    David
     
  13. musicusblau

    musicusblau Administrator Staff Member Piano Society Artist Trusted Member

    Joined:
    Jan 20, 2008
    Messages:
    3,028
    Likes Received:
    3
    Occupation:
    High-school-teacher with subjects music and german
    Location:
    Germany
    Last Name:
    Pfaul
    First Name:
    Andreas
    Rachfan wrote:
    Thank you for that interesting inspiration, David, I will try to get a recording of that piece. :D

    Yes, I agree absolutely. His style seems so versatile (and eclectic, too). The second theme of the first movement of the Sonata for clarinet and piano, which is much slower than the first theme and the reprise, by the way, seems neo-romantic to me, indeed! May be "neo-romantic" characterizes his style in the first and second movement still adequater than "neo-classical". I like his individual and very expressive style very much!

    Thank you, David. I will do my very best (like the buttler in "Dinner for one" :lol: , sorry, I always have to think of that end, when I hear this english sentence :wink: ) and I will probably play that sonata with two clarinetists, first with a pupil and second with my colleague, I also have recorded the jazz-pieces recently.

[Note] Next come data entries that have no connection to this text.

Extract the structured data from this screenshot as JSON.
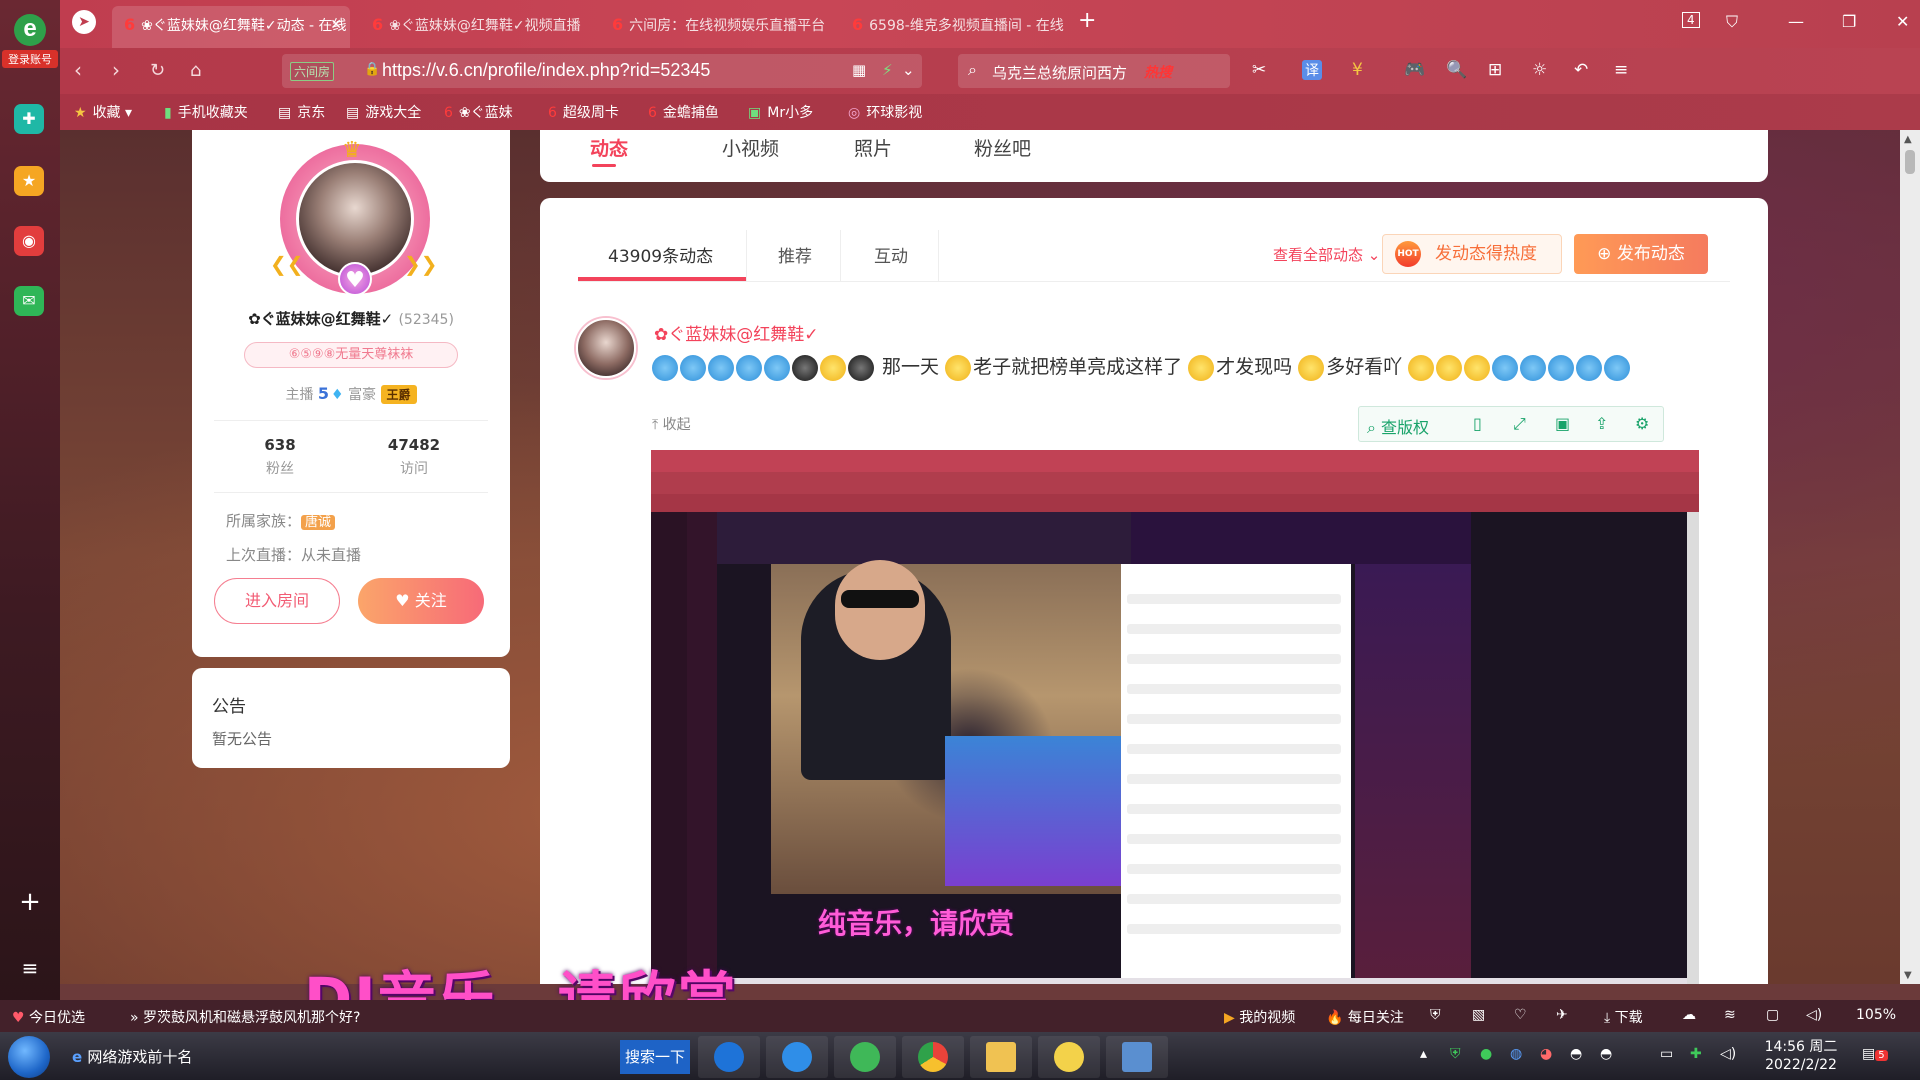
{
  "sidebar": {
    "login_label": "登录账号"
  },
  "tabs": [
    {
      "label": "❀ぐ蓝妹妹@红舞鞋✓动态 - 在线",
      "active": true
    },
    {
      "label": "❀ぐ蓝妹妹@红舞鞋✓视频直播"
    },
    {
      "label": "六间房：在线视频娱乐直播平台"
    },
    {
      "label": "6598-维克多视频直播间 - 在线"
    }
  ],
  "tab_count": "4",
  "address": {
    "cert": "六间房",
    "url": "https://v.6.cn/profile/index.php?rid=52345"
  },
  "search": {
    "query": "乌克兰总统原问西方",
    "hot": "热搜"
  },
  "bookmarks": [
    "收藏",
    "手机收藏夹",
    "京东",
    "游戏大全",
    "❀ぐ蓝妹",
    "超级周卡",
    "金蟾捕鱼",
    "Mr小多",
    "环球影视"
  ],
  "page_tabs": [
    "动态",
    "小视频",
    "照片",
    "粉丝吧"
  ],
  "profile": {
    "name": "✿ぐ蓝妹妹@红舞鞋✓",
    "id": "(52345)",
    "badge": "⑥⑤⑨⑧无量天尊袜袜",
    "anchor_label": "主播",
    "anchor_level": "5",
    "rich_label": "富豪",
    "rich_title": "王爵",
    "fans_count": "638",
    "fans_label": "粉丝",
    "visits_count": "47482",
    "visits_label": "访问",
    "family_label": "所属家族：",
    "family_name": "唐诚",
    "last_live": "上次直播：从未直播",
    "enter_room": "进入房间",
    "follow": "关注"
  },
  "notice": {
    "title": "公告",
    "content": "暂无公告"
  },
  "feed": {
    "tabs": [
      "43909条动态",
      "推荐",
      "互动"
    ],
    "view_all": "查看全部动态",
    "hot_badge": "HOT",
    "hot_button": "发动态得热度",
    "post_button": "发布动态",
    "post": {
      "author": "✿ぐ蓝妹妹@红舞鞋✓",
      "text_1": "那一天",
      "text_2": "老子就把榜单亮成这样了",
      "text_3": "才发现吗",
      "text_4": "多好看吖",
      "fold": "收起",
      "copyright": "查版权"
    }
  },
  "overlay": {
    "small": "纯音乐，请欣赏",
    "big": "DJ音乐，请欣赏"
  },
  "statusbar": {
    "left": "今日优选",
    "headline": "罗茨鼓风机和磁悬浮鼓风机那个好?",
    "my_video": "我的视频",
    "daily": "每日关注",
    "download": "下载",
    "zoom": "105%"
  },
  "taskbar": {
    "ie_label": "网络游戏前十名",
    "search": "搜索一下",
    "time": "14:56 周二",
    "date": "2022/2/22",
    "notif": "5"
  }
}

So, we have a double chance to get a recording here. :wink:

    So, it´s your special and valuable merit, that you have made him here alive to us! Thank you once more. :!:
     
  14. Rachfan

    Rachfan Active Member Piano Society Artist

    Joined:
    Aug 5, 2008
    Messages:
    2,153
    Likes Received:
    2
    Gender:
    Male
    Occupation:
    Chief Operating Officer, retired
    Location:
    U.S.A.
    Last Name:
    April
    First Name:
    David
    Hi Andreas,

    There are several on YouTube.

    It's always a great pleasure!

    David
     
  15. richard66

    richard66 Richard Willmer Piano Society Artist Trusted Member

    Joined:
    Mar 25, 2010
    Messages:
    1,081
    Likes Received:
    0
    Occupation:
    Amateur musician
    Home Page:
    Poulenc has the knack of imitating witout ever sounding derivative. Does not the slow movment of the piano concerto sound like it might have been written by Mozart before progressing to a more modern idiom without ever sounding like patchwork, but like the logical conclusion of the first statement.

    He is a world apart from Stravinsky, who has yet to convince me of the validity of his Pulcinella, for example.
     
  16. Rachfan

    Rachfan Active Member Piano Society Artist

    Joined:
    Aug 5, 2008
    Messages:
    2,153
    Likes Received:
    2
    Gender:
    Male
    Occupation:
    Chief Operating Officer, retired
    Location:
    U.S.A.
    Last Name:
    April
    First Name:
    David
    Hi Richard,

    Yes, I think that Poulenc, being very improvisatory in his approach to composing could drop into Baroque for a few moments, neo-classicism along the way, and then have moments of unbridled romanticism. Yet, he would always do these changes in style with a great deal of originality and cleverness. Another composer who comes to mind was Doynanyi who could regale listeners with such imitations using parody-like paraphrases. The American composer Amy Beach too was able to incorporate some lengthy Baroque moments into her otherwise late romantic style in chamber works, and did so very convincingly. Not all of the composers are capable in doing this in my opinion or have the inclination to do so. I think it's probably a special talent.

    David
     

Share This Page